I woke up in the morning by the sound of the now familiar Quechua music on the radio. It was around 6am, not too bad. Once again, Nelly was lighting up the fire and we’re making the breakfast soup, this time with potatoes and rice. I shared some cacao and biscuits I had brought, which made Alfonso moan with pleasure. After 3 bowls of soup, Dorotea mixed some boiling and cold water in a pot and started washing her bottom-long hair with some green washing powder. Then, she patiently untangled her hair with a comb, only to plait it again before putting her hat on.

It was almost 9am and I needed to get going. We were standing outside, about to say goodbye. I offered them some money and some sweets to the kids to thank them for their hospitality and sharing their meals and stories with me. I wanted to take a picture of them, but then they asked me for more money, that I didn’t have. So, no pictures. Dorotea shaked my hand and thanked me, and I left.

Nelly’s house, on the right hand side. The potatoes were hidden on the back, under the straw to protect them from humidity.

Luckily the weather was great that day. I started climbing up when a girl sitting on a stone warns me “hola amiga, you need to pay 50 soles to my dad to walk this trail”. I didn’t give it too much credit but Nelly had told me the same story the day before, when I said no to staying longer at her home. It took me no longer than half a second to actually recognize her, even though she was wearing a different sweater and faking another voice. I smiled and just answered “hasta luego Nelly”. She spoke some more but I was too far to hear and too focused on finding my way.

The one thing I had in common with Nelly is that Spanish was not our mother tongue. We come from two different universes and it was quite an experience sharing a common ground for a day. Whatever their reasons for hosting me were, I am very happy to have met them and lived those precious moment that I am not ready to forget anytime soon.  .

I was climbing up and up and slowly the valley was disappearing behind me.

Looking back at the valley I was leaving

A woman watching her sheep while spinning wool while walking. It is very common to meet women spinning wool or knitting while walking, quite impressive!

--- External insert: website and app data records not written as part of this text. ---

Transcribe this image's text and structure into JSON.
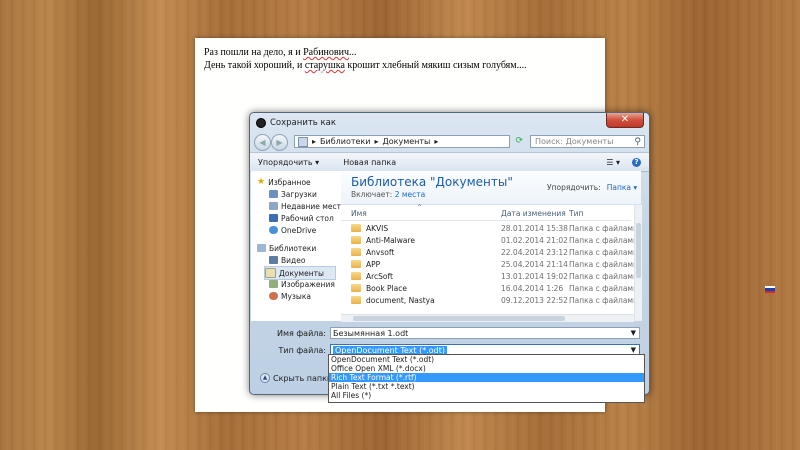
{
  "document": {
    "line1_prefix": "Раз пошли на дело, я и ",
    "line1_name": "Рабинович",
    "line1_suffix": "...",
    "line2_prefix": "День такой хороший, и ",
    "line2_word": "старушка",
    "line2_suffix": " крошит хлебный мякиш сизым голубям...."
  },
  "dialog": {
    "title": "Сохранить как",
    "close_glyph": "✕",
    "address": {
      "separator": "▸",
      "segments": [
        "Библиотеки",
        "Документы"
      ]
    },
    "search_placeholder": "Поиск: Документы",
    "toolbar": {
      "organize": "Упорядочить ▾",
      "new_folder": "Новая папка"
    },
    "sidebar": [
      {
        "label": "Избранное",
        "icon": "star-icon",
        "sub": false
      },
      {
        "label": "Загрузки",
        "icon": "downloads-icon",
        "sub": true
      },
      {
        "label": "Недавние места",
        "icon": "recent-places-icon",
        "sub": true
      },
      {
        "label": "Рабочий стол",
        "icon": "desktop-icon",
        "sub": true
      },
      {
        "label": "OneDrive",
        "icon": "onedrive-icon",
        "sub": true
      },
      {
        "label": "Библиотеки",
        "icon": "libraries-icon",
        "sub": false
      },
      {
        "label": "Видео",
        "icon": "video-icon",
        "sub": true
      },
      {
        "label": "Документы",
        "icon": "documents-icon",
        "sub": true,
        "selected": true
      },
      {
        "label": "Изображения",
        "icon": "pictures-icon",
        "sub": true
      },
      {
        "label": "Музыка",
        "icon": "music-icon",
        "sub": true
      }
    ],
    "library": {
      "title": "Библиотека \"Документы\"",
      "includes_label": "Включает:",
      "includes_link": "2 места",
      "arrange_label": "Упорядочить:",
      "arrange_value": "Папка ▾"
    },
    "columns": {
      "name": "Имя",
      "date": "Дата изменения",
      "type": "Тип"
    },
    "rows": [
      {
        "name": "AKVIS",
        "date": "28.01.2014 15:38",
        "type": "Папка с файлами"
      },
      {
        "name": "Anti-Malware",
        "date": "01.02.2014 21:02",
        "type": "Папка с файлами"
      },
      {
        "name": "Anvsoft",
        "date": "22.04.2014 23:12",
        "type": "Папка с файлами"
      },
      {
        "name": "APP",
        "date": "25.04.2014 21:14",
        "type": "Папка с файлами"
      },
      {
        "name": "ArcSoft",
        "date": "13.01.2014 19:02",
        "type": "Папка с файлами"
      },
      {
        "name": "Book Place",
        "date": "16.04.2014 1:26",
        "type": "Папка с файлами"
      },
      {
        "name": "document, Nastya",
        "date": "09.12.2013 22:52",
        "type": "Папка с файлами"
      }
    ],
    "form": {
      "filename_label": "Имя файла:",
      "filename_value": "Безымянная 1.odt",
      "filetype_label": "Тип файла:",
      "filetype_value": "OpenDocument Text (*.odt)",
      "hide_folders": "Скрыть папки"
    },
    "filetype_options": [
      "OpenDocument Text (*.odt)",
      "Office Open XML (*.docx)",
      "Rich Text Format (*.rtf)",
      "Plain Text (*.txt *.text)",
      "All Files (*)"
    ],
    "highlighted_option_index": 2
  },
  "tray": {
    "language_flag": "russian-flag-icon"
  },
  "colors": {
    "accent": "#3399ff",
    "title_blue": "#1e5ca8",
    "flag": [
      "#ffffff",
      "#1c3fb0",
      "#d52b1e"
    ]
  }
}
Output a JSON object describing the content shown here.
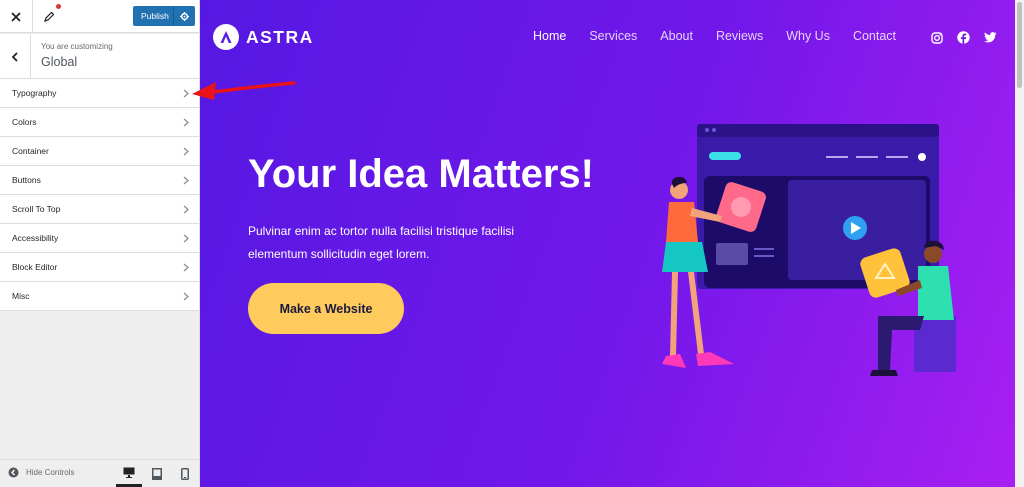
{
  "customizer": {
    "publish_label": "Publish",
    "customizing_label": "You are customizing",
    "section_title": "Global",
    "menu_items": [
      {
        "label": "Typography"
      },
      {
        "label": "Colors"
      },
      {
        "label": "Container"
      },
      {
        "label": "Buttons"
      },
      {
        "label": "Scroll To Top"
      },
      {
        "label": "Accessibility"
      },
      {
        "label": "Block Editor"
      },
      {
        "label": "Misc"
      }
    ],
    "hide_controls_label": "Hide Controls",
    "devices": [
      "desktop-icon",
      "tablet-icon",
      "mobile-icon"
    ],
    "active_device": "desktop"
  },
  "site": {
    "logo_text": "ASTRA",
    "nav": [
      "Home",
      "Services",
      "About",
      "Reviews",
      "Why Us",
      "Contact"
    ],
    "current_nav": "Home",
    "socials": [
      "instagram-icon",
      "facebook-icon",
      "twitter-icon"
    ],
    "hero_title": "Your Idea Matters!",
    "hero_text": "Pulvinar enim ac tortor nulla facilisi tristique facilisi elementum sollicitudin eget lorem.",
    "cta_label": "Make a Website"
  },
  "colors": {
    "accent": "#2271b1",
    "hero_gradient_start": "#5518e2",
    "hero_gradient_end": "#a81ff2",
    "cta": "#ffcb5c",
    "arrow": "#e8131b"
  }
}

I was above 4000m and I felt it as my breathing went faster; I needed to slow down to adjust my speed to the steepness of the trail. After 3 hours, I had reached the pass. My elevation app said 4750m. The landscape was gorgeous. I was surrounded by snowy peaks, blue lakes turning turquoise in the sun, and lamas, who looked at me passing by, probably also wondering what I was doing here.

I wanted a selfie with the lamas but they didn’t seem very much up for it. I’ll try again soon.

A last glimpse over the valley

Snow field and snowy peaks caught in the clouds

Hello there!

There were way more lamas prints on the trail than foot prints. Very useful to find my way!

The next village, Quiswarani, was down the valley, 10km away. The way down was as always much faster and I got there 2 hours later. It was 2pm and not so much was happening.

Walking down the other side, towards Lares, here right before Quiswarani

I decided to walk further until the road leading to Larès, the final destination. I reached it an hour later. My plan was to hitch hike there but it turned out to be a rather bad idea since no cars were to be seen. I waited 15min by the road, realizing very quickly I should rather get going. Luckily enough, the road was all downhill since Larès is only 2500masl. After an hour and a half and a hundred turns, I finally arrived. It was 5.30pm, I had walked close to 30km and I just had time to pitch my tent before the night fell. But before sleeping, I relaxed and stretched in what has driven me the whole day – the hot springs, smoking in the coldness of a night in the Andes.